Fliers on the doorstep and envelopes in the mailbox — Shippensburg saw its share of “get out the vote” literature, reminding people to vote and which polling station they can go to cast their ballot.
By the late hours of night it should become clear who will stand as the next president of the United States and who will be giving a concession speech. The 2016 election is volatile and the heat of the day may turn into a cold and sleepless night.
Hillary Clinton has a two-point lead over Donald Trump, according to a Real Clear Politics national poll average as of Monday. When elections are close and people’s emotions and energy are high, accusations of voter fraud, corruption and mischief may be high as well.
Determining the victor may not be clear. Maybe not even until midnight, or 3 a.m., or even when the sun rises.

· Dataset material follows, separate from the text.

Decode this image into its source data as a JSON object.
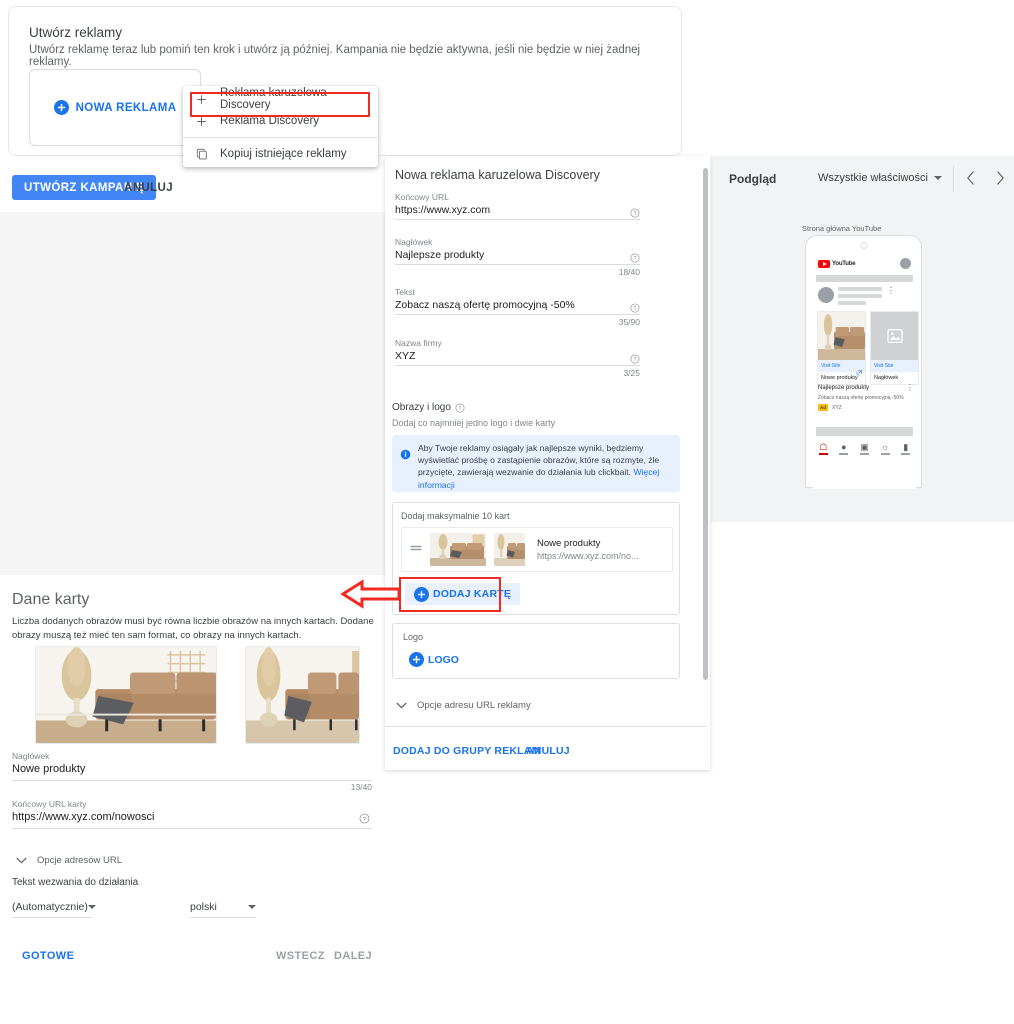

The 2000 George W. Bush and Al Gore election quickly turned into a heated battle for recounts and judicial processes. It lasted for weeks while Americans waited to see what direction their country would go to next.
Trump and running mate Mike Pence said they reserve the right to make sure Americans see an honest election, according to CNN and CBS News. The two have been alluding to questioning the results if they are close.
While the 2000 presidential election quagmire arose from strange and suspicious circumstances, it is not impossible to be repeated.
Clinton and Trump are both nearing the end of their careers, or at least the height of them. Becoming president would be the last major position they would hold. Trump, getting into politics for the first time, and Clinton, seeking the Oval Office for the second time, are not about to let the other win easily. That does not mean they will be jumping at opportunities to challenge the results, but they certainly have more reason than some to fight to the end.
Image and perspective are obsessed over in the political realm. Conceding and respecting the results is a good way to show strength and respect, but if Trump or Clinton decide they do not have anything to lose they may tie the results up in state courts for weeks.
But how the candidates react to the results is hardly the only thing to remember tonight. The next president will in, large part, determine the makeup of the Supreme Court. Since the death of justice Antonin Scalia in February, the highest court remained with eight justices, instead of its usual nine. Despite attempts by President Barack Obama to fill the seat, congressional Republicans demanded the seat be unfilled until after the election.
This is not about filling one justice seat. It is about the fate of the Supreme Court. There are currently four left-leaning justices and four right-leaning justices, splitting the court down party lines. The next president could tilt that balance.
If Trump wins tonight, then the next fours years could see a Republican White House, Supreme Court and possibly a Republican-controlled Congress.
Clinton can strike a balance across the three branches if she wins. Even if the Republicans secure both houses of Congress, Clinton can lock up the Supreme Court over the next few years. Whether by death or retirement, speculation points toward three more justice seats opening up over the next presidential term. As the Huffington Post points out, Clinton could fill these seats with liberal justices — if she can get them approved by a Republican congress.
The turbulence that plagued this election cycle may end tonight with an acceptance speech and a concession speech, but it may continue on for years to come. After all, that’s politics.